Berry recorded every time Castro raped her. “I felt like, you know, one day maybe authorities will get to read it,” Amanda said. Ariel kept promising that he would release Amanda once he abducted another girl. 

Castro abducted Gina DeJesus, but he didn’t release Amanda. The sexual abuse continued, and Amanda logged everything on any surface she could find – notebooks, napkins, fast food bags – the lot. 

Ariel tortured his captives mentally and physically. He forced Gina and Amanda to watch an episode of America’s Most Wanted featuring their missing person’s case and family interviews. 

The thought of being pregnant terrified Berry: Ariel had violently caused Knight to abort her pregnancies. However, Castro allowed Amanda to carry the pregnancy to term. Berry went into labor in December 2006 and had to give birth in an improvised baby pool. 

Michelle Knight helped Amanda deliver. “Michelle was kind of just talking to me, like, you know, ‘Relax. Calm down. You’re OK.'” Berry said. “And he sat in the rocking chair right there just reading this book about, like, birth and stuff.”

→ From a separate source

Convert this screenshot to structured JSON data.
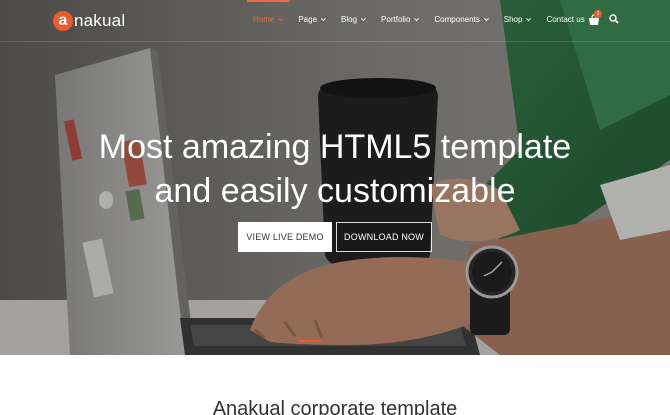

Amanda’s daughter, Jocelyn, became a welcome distraction and inspired a change of behavior in Ariel. Castro occasionally allowed her to play in the backyard, park, or church. However, Amanda worried that Ariel would turn on Jocelyn:

“She loved him, and he loved her,” Amanda said. “I was nervous, like, would he touch her? Would he ever think about touching her because, you know, he had his problems?”

Jocelyn initiated the escape from the girls’ decade-long captivity. “If I’m going to do it, I need to do it now,” Amanda said. Knight wanted to go after Berry, but Gina talked her out of it, believing that Castro had caught Amanda. 

However, Amanda made it out and called the police. “I was terrified,” Amanda said. “And just because there’s people on the street doesn’t mean that he wouldn’t hurt me. I was so terrified. I still don’t know why he left that day with the door unlocked. I will never know.”

Amanda Berry’s mom passed away in 2006, believing her daughter dead. A psychic named Sylvia Browne appeared on The Montel Williams Show and told Berry’s mom that her daughter was dead. 

Berry broke down as she watched the episode from Ariel’s basement. “I just broke down crying because I couldn’t believe she said that,” Berry told 20/20. “And then my mum broke down crying, so that hurt even worse.”

Amanda didn’t reunite with her mom, but she works to reunite missing people with their families. She hosts a segment on FOX 8 titled Missing with Amanda Berry to help find missing people in Northeast Ohio. 

Berry also partnered with the U.S. Marshals Service for the Operation Safety Net. The initiative located 35 missing children in Northeast Ohio within one month. Amanda hopes to be a beacon of hope for anyone searching for a missing loved one. She told Good Morning America:

“I definitely hope that they know that miracles can happen. I know it’s not always easy to you know, year after year, some parents have to go through waiting for their child to come home, but hopefully they take it more serious, that I am involved. I hope that I’m a beacon of hope for them.”

U.S. Marshal Pete Elliot praised Amanda’s effort and initiative, pointing to her as the motivation behind the operation’s success. “We’re doing this all over the country and we’re gonna try to bring back every single kid that we can, together with Amanda Berry,” Pete said. 

Initially, Amanda feared leaving the house and getting noticed. Her perception changed when she realized she could use her voice to do good. Berry said that she works to honor her mother:

“I push every day more and more for my mother. She fought so hard for me while I was gone, and I think now, I’m trying to finish kind of what she started for the missing. A lot has changed since 2003 and I’m just glad that I can be here and continue my mom’s work.”